Looking ahead, I do expect conditions to greatly improve in the next couple of weeks. By October, I expect, and hope, that conditions will be in full swing with active trout. They’ll start to migrate a bit as we get closer to the spawn further into the fall. As I mentioned previously, nymphing will be the primary focus, as it typically is. However, streamer fishing is very fun and will play an increased role in my tactics, whether it’s the old down & across method, or jigging streamers. As fall wears on, be mindful of the redds! We’re quite a ways off from the spawn locally, but it’s never too early to be mindful of wear you walk. Redds are the trout nests and are future of the fishery. By mid – late October, a few on certain streams will start to show up. Other local creeks don’t see spawners until late November and December. For the next 3 months, just be on the lookout for redds. And while I can’t tell you what to do, I strongly encourage folks to leave any fish alone they see on redds as they are busy making more trout.
While my primary focus is always the trout creeks, fall brings better fishing opportunities just about everywhere. The lakes start to cool and the warmwater species (walleye, bass, perch, etc.) become more active. Salmon and steelhead season is upon us and will continue throughout the fall. In addition to all of the fishing, hunting season takes shape with ducks, geese, deer, bunnies, squirrels, bears, pheasants, grouse, turkey, and so on. Fall is also my favorite time to be in the mountains and do some hiking. Cooler temps, drier trails, and some leaf peeping makes for some great day hiking. Fall is truly and outdoorsman/woman’s dream season.
Then, there’s fall baseball and playoff baseball (go Yankees!). Then there’s football season. It feels good to be a Bills fan right now, though I’m being cautious about getting too excited. The only problem with fall is trying to get all the fun into such a short 3-month period of time! Actually, my one other problem with fall is all the pumpkin spice garbage out there… I don’t want pumpkin coffee, or donuts, or candles, and especially beer. Coffee should taste like coffee and beer should taste like beer. The only acceptable version of pumpkin beer I’ll take is when it’s layered with Guinness (if you haven’t tried it, I encourage it), though then you’re messing with a perfectly good Guinness. Aside from that, pumpkin pie is acceptable as well and that’s about it. I digress…

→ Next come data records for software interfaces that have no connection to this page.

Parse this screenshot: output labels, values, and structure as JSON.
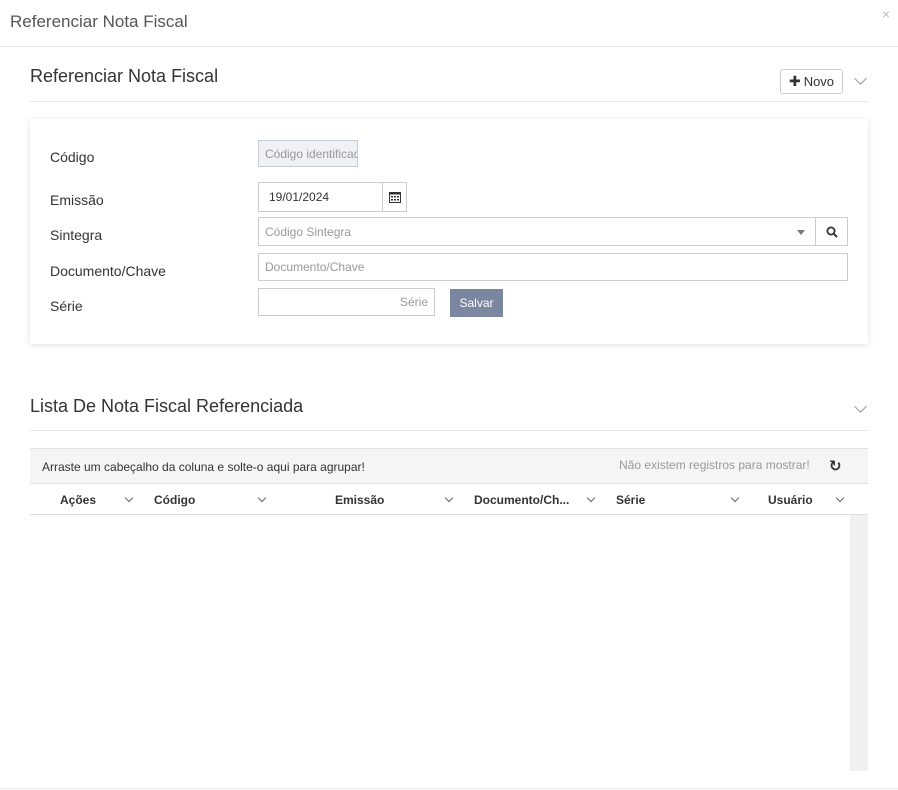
{
  "modal": {
    "title": "Referenciar Nota Fiscal",
    "close_glyph": "×"
  },
  "form_section": {
    "title": "Referenciar Nota Fiscal",
    "new_button_label": "Novo",
    "fields": {
      "codigo": {
        "label": "Código",
        "placeholder": "Código identificador"
      },
      "emissao": {
        "label": "Emissão",
        "value": "19/01/2024"
      },
      "sintegra": {
        "label": "Sintegra",
        "placeholder": "Código Sintegra"
      },
      "documento": {
        "label": "Documento/Chave",
        "placeholder": "Documento/Chave"
      },
      "serie": {
        "label": "Série",
        "placeholder": "Série"
      }
    },
    "save_button_label": "Salvar"
  },
  "list_section": {
    "title": "Lista De Nota Fiscal Referenciada",
    "group_hint": "Arraste um cabeçalho da coluna e solte-o aqui para agrupar!",
    "no_records": "Não existem registros para mostrar!",
    "refresh_glyph": "↻",
    "columns": [
      {
        "label": "Ações"
      },
      {
        "label": "Código"
      },
      {
        "label": "Emissão"
      },
      {
        "label": "Documento/Ch..."
      },
      {
        "label": "Série"
      },
      {
        "label": "Usuário"
      }
    ]
  },
  "icons": [
    "close-icon",
    "chevron-down-icon",
    "plus-icon",
    "calendar-icon",
    "caret-down-icon",
    "search-icon",
    "refresh-icon"
  ]
}
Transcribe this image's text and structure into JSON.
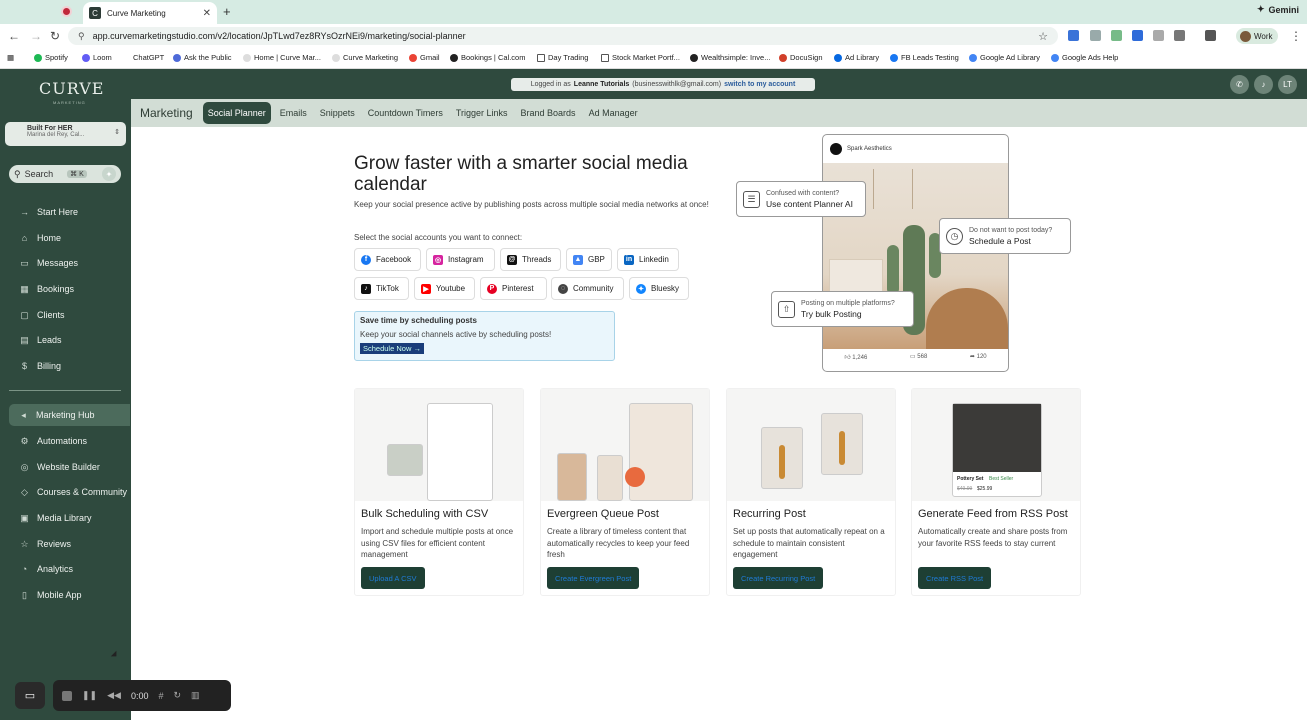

Fall is almost here, and if you’re not getting ready for the fishing/hunting/outdoor season head, you should be. My calendar is filling up, but I have plenty of options to fit folks in for trips, classes, and lessons. Feel free to reach out! If you’re new to fly fishing, fall is a great time to learn and get started. I look forward to seeing everyone on the water and outdoors this fall! As always, I appreciate your time, and thanks for reading!